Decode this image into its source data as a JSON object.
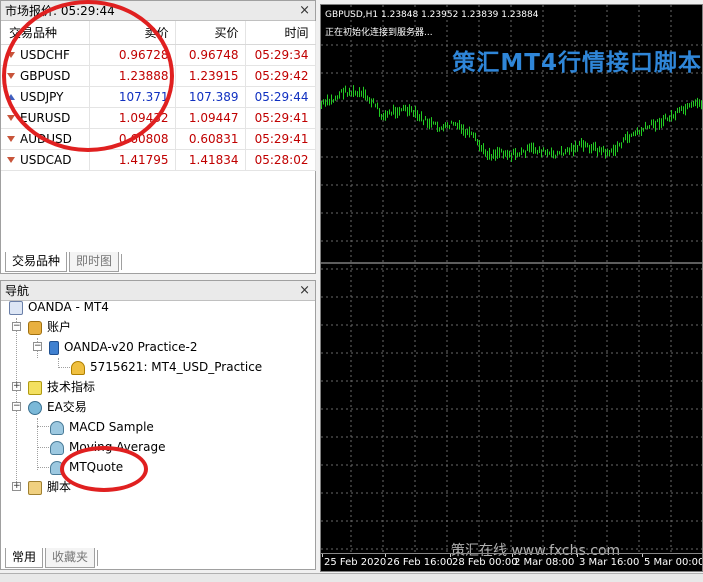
{
  "market_watch": {
    "title": "市场报价: 05:29:44",
    "columns": [
      "交易品种",
      "卖价",
      "买价",
      "时间"
    ],
    "rows": [
      {
        "symbol": "USDCHF",
        "bid": "0.96728",
        "ask": "0.96748",
        "time": "05:29:34",
        "color": "red",
        "dir": "down"
      },
      {
        "symbol": "GBPUSD",
        "bid": "1.23888",
        "ask": "1.23915",
        "time": "05:29:42",
        "color": "red",
        "dir": "down"
      },
      {
        "symbol": "USDJPY",
        "bid": "107.371",
        "ask": "107.389",
        "time": "05:29:44",
        "color": "blue",
        "dir": "up"
      },
      {
        "symbol": "EURUSD",
        "bid": "1.09432",
        "ask": "1.09447",
        "time": "05:29:41",
        "color": "red",
        "dir": "down"
      },
      {
        "symbol": "AUDUSD",
        "bid": "0.60808",
        "ask": "0.60831",
        "time": "05:29:41",
        "color": "red",
        "dir": "down"
      },
      {
        "symbol": "USDCAD",
        "bid": "1.41795",
        "ask": "1.41834",
        "time": "05:28:02",
        "color": "red",
        "dir": "down"
      }
    ],
    "tabs": [
      "交易品种",
      "即时图"
    ]
  },
  "navigator": {
    "title": "导航",
    "root": "OANDA - MT4",
    "accounts": "账户",
    "broker": "OANDA-v20 Practice-2",
    "account": "5715621: MT4_USD_Practice",
    "indicators": "技术指标",
    "expert_advisors": "EA交易",
    "ea_items": [
      "MACD Sample",
      "Moving Average",
      "MTQuote"
    ],
    "scripts": "脚本",
    "tabs": [
      "常用",
      "收藏夹"
    ]
  },
  "chart": {
    "header": "GBPUSD,H1  1.23848 1.23952 1.23839 1.23884",
    "subheader": "正在初始化连接到服务器...",
    "overlay_title": "策汇MT4行情接口脚本",
    "watermark": "策汇在线 www.fxchs.com",
    "line_color": "#22cc22",
    "date_labels": [
      "25 Feb 2020",
      "26 Feb 16:00",
      "28 Feb 00:00",
      "2 Mar 08:00",
      "3 Mar 16:00",
      "5 Mar 00:00"
    ]
  }
}
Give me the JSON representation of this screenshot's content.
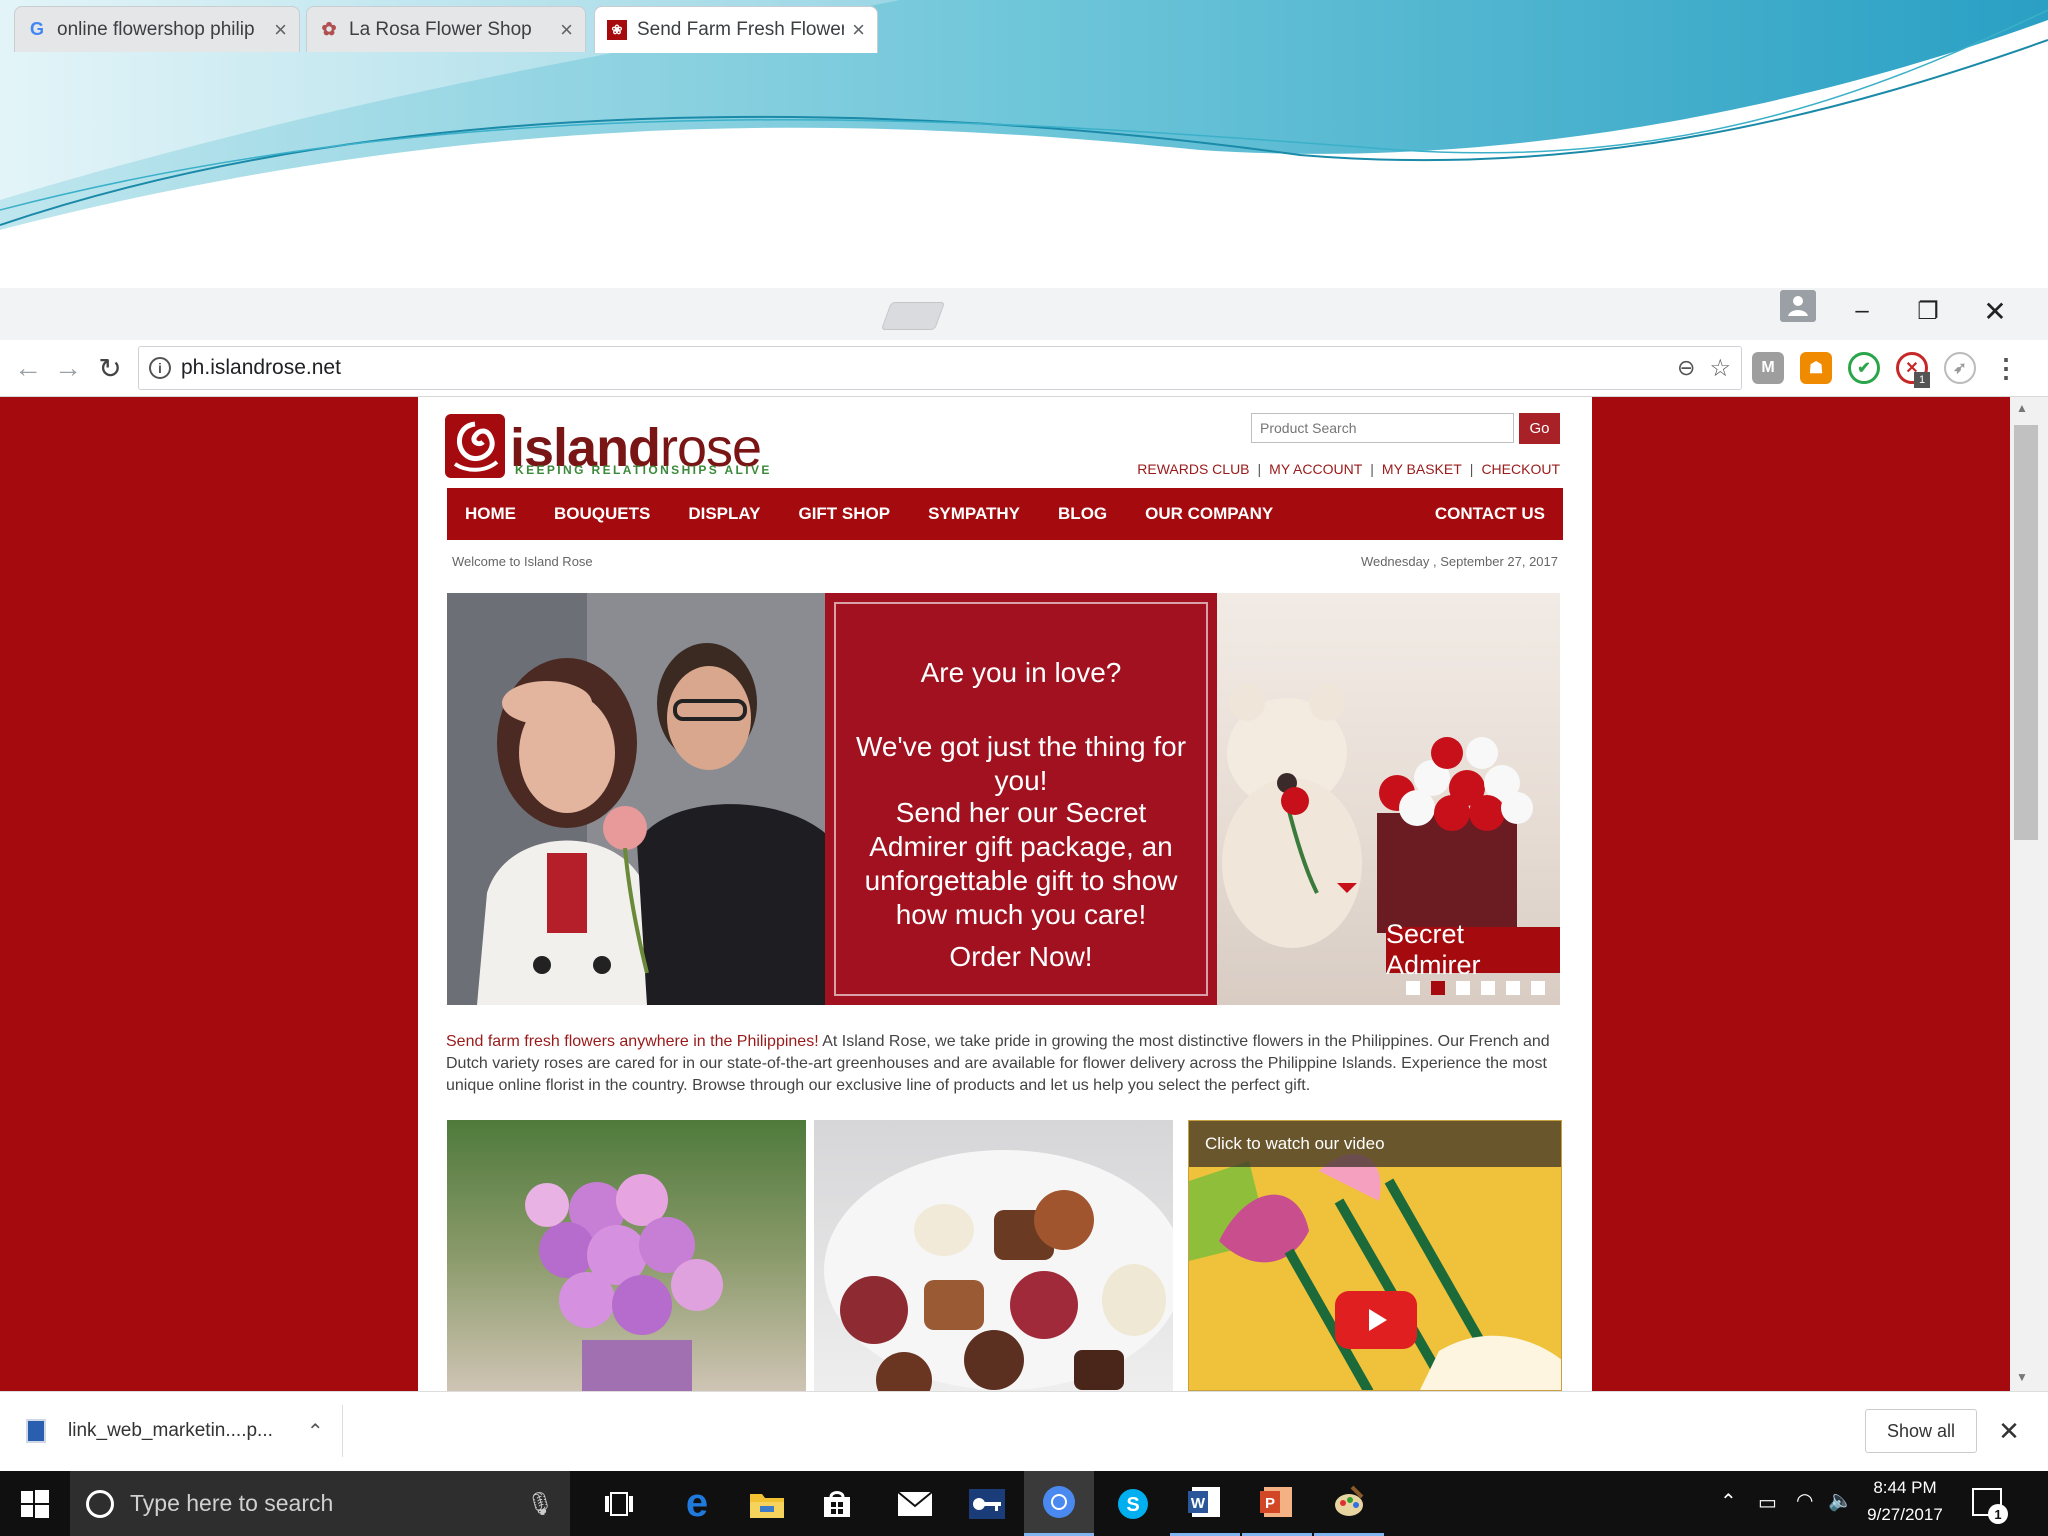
{
  "browser": {
    "tabs": [
      {
        "title": "online flowershop philip",
        "icon": "google-g-icon"
      },
      {
        "title": "La Rosa Flower Shop",
        "icon": "rose-favicon-icon"
      },
      {
        "title": "Send Farm Fresh Flowers",
        "icon": "islandrose-favicon-icon"
      }
    ],
    "url": "ph.islandrose.net",
    "extensions": [
      "M",
      "cookie-icon",
      "shield-icon",
      "block-icon",
      "rocket-icon"
    ],
    "extension_badge": "1"
  },
  "site": {
    "logo_main": "island",
    "logo_light": "rose",
    "tagline": "KEEPING RELATIONSHIPS ALIVE",
    "search_placeholder": "Product Search",
    "search_button": "Go",
    "top_links": [
      "REWARDS CLUB",
      "MY ACCOUNT",
      "MY BASKET",
      "CHECKOUT"
    ],
    "nav": [
      "HOME",
      "BOUQUETS",
      "DISPLAY",
      "GIFT SHOP",
      "SYMPATHY",
      "BLOG",
      "OUR COMPANY"
    ],
    "nav_right": "CONTACT US",
    "welcome": "Welcome to Island Rose",
    "date": "Wednesday , September 27, 2017",
    "hero": {
      "line1": "Are you in love?",
      "line2": "We've got just the thing for you!",
      "line3": "Send her our Secret Admirer gift package, an unforgettable gift to show how much you care!",
      "cta": "Order Now!",
      "label": "Secret Admirer",
      "slide_count": 6,
      "active_slide": 2
    },
    "intro_lead": "Send farm fresh flowers anywhere in the Philippines!",
    "intro_body": " At Island Rose, we take pride in growing the most distinctive flowers in the Philippines. Our French and Dutch variety roses are cared for in our state-of-the-art greenhouses and are available for flower delivery across the Philippine Islands. Experience the most unique online florist in the country. Browse through our exclusive line of products and let us help you select the perfect gift.",
    "video_caption": "Click to watch our video"
  },
  "downloads": {
    "file": "link_web_marketin....p...",
    "show_all": "Show all"
  },
  "taskbar": {
    "search_placeholder": "Type here to search",
    "time": "8:44 PM",
    "date": "9/27/2017",
    "notification_count": "1"
  },
  "colors": {
    "brand_red": "#a50b0e",
    "tagline_green": "#3a8a3a"
  }
}
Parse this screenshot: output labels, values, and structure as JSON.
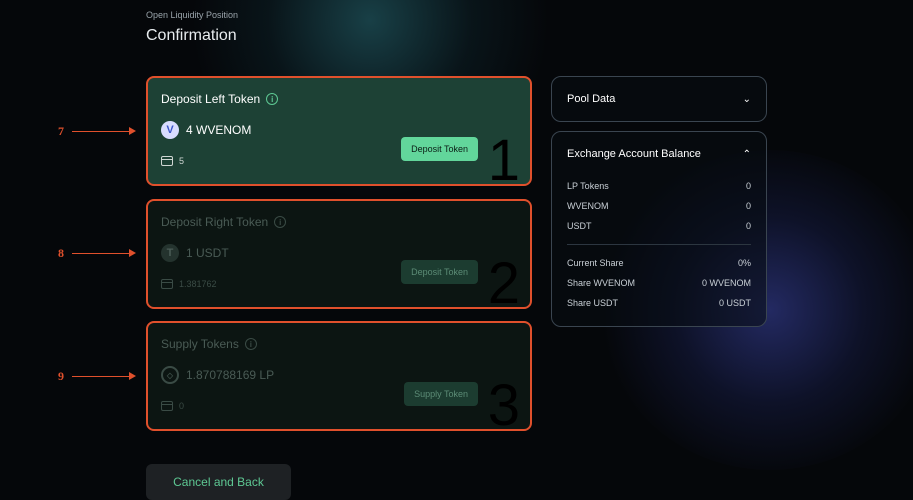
{
  "header": {
    "subtitle": "Open Liquidity Position",
    "title": "Confirmation"
  },
  "cards": [
    {
      "title": "Deposit Left Token",
      "token_amount": "4 WVENOM",
      "wallet_balance": "5",
      "button_label": "Deposit Token",
      "step": "1",
      "annotation": "7",
      "icon": "venom-token-icon"
    },
    {
      "title": "Deposit Right Token",
      "token_amount": "1 USDT",
      "wallet_balance": "1.381762",
      "button_label": "Deposit Token",
      "step": "2",
      "annotation": "8",
      "icon": "usdt-token-icon"
    },
    {
      "title": "Supply Tokens",
      "token_amount": "1.870788169 LP",
      "wallet_balance": "0",
      "button_label": "Supply Token",
      "step": "3",
      "annotation": "9",
      "icon": "lp-token-icon"
    }
  ],
  "pool_data": {
    "title": "Pool Data"
  },
  "exchange_balance": {
    "title": "Exchange Account Balance",
    "rows": [
      {
        "label": "LP Tokens",
        "value": "0"
      },
      {
        "label": "WVENOM",
        "value": "0"
      },
      {
        "label": "USDT",
        "value": "0"
      }
    ],
    "share_rows": [
      {
        "label": "Current Share",
        "value": "0%"
      },
      {
        "label": "Share WVENOM",
        "value": "0 WVENOM"
      },
      {
        "label": "Share USDT",
        "value": "0 USDT"
      }
    ]
  },
  "cancel_label": "Cancel and Back",
  "colors": {
    "accent": "#62d69b",
    "annotation": "#e0502c",
    "card_active": "#1d4135"
  }
}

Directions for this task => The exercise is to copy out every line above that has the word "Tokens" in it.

Output for this task =>
      "title": "Supply Tokens",
        "label": "LP Tokens",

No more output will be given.